Give back a single figure: the number of lines in the entries below that contain "from".

• Available records
◇ ◇ ◇ ◇
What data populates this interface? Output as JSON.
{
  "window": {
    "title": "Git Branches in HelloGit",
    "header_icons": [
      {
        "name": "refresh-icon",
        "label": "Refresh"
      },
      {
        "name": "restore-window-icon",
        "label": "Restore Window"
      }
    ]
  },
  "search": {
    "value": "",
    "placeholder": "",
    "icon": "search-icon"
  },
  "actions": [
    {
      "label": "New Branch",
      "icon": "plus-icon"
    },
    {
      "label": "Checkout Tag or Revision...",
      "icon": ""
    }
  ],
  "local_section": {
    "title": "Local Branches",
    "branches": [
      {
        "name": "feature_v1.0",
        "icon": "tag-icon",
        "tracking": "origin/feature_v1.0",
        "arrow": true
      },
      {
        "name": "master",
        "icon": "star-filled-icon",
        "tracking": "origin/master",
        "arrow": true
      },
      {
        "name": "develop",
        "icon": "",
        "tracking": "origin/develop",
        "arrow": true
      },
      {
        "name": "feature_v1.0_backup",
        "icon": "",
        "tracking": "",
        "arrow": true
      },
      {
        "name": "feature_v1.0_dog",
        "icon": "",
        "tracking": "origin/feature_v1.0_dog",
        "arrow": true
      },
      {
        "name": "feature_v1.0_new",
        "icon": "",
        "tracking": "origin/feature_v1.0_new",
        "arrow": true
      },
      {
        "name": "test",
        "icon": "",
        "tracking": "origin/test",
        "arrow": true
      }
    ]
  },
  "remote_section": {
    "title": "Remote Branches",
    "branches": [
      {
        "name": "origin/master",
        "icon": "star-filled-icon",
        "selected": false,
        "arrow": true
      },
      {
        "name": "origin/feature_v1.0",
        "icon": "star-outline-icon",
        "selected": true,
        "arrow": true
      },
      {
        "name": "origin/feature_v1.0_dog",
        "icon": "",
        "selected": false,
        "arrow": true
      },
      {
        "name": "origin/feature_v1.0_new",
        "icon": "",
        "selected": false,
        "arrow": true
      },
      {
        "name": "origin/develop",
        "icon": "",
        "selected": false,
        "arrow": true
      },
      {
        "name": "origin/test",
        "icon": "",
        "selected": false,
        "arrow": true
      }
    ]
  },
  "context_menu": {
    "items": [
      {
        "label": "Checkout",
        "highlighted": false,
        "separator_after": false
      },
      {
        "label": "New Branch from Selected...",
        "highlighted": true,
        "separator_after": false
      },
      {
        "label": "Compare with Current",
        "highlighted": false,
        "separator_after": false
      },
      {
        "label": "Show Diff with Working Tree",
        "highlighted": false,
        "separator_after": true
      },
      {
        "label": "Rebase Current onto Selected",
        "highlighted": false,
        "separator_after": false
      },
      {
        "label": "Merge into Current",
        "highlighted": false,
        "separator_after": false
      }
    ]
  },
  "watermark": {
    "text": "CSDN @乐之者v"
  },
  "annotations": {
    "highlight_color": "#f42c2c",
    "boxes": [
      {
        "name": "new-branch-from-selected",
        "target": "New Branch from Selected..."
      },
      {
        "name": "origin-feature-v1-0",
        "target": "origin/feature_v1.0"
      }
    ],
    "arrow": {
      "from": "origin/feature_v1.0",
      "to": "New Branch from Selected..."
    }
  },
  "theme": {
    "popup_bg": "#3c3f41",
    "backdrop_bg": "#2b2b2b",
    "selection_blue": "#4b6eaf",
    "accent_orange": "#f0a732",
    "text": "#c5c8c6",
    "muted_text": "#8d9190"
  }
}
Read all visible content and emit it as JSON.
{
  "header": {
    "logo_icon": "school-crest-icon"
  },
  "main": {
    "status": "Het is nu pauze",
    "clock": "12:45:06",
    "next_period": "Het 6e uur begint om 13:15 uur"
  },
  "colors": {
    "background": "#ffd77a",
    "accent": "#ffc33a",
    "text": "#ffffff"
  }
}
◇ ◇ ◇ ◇
• Result of this exercise
5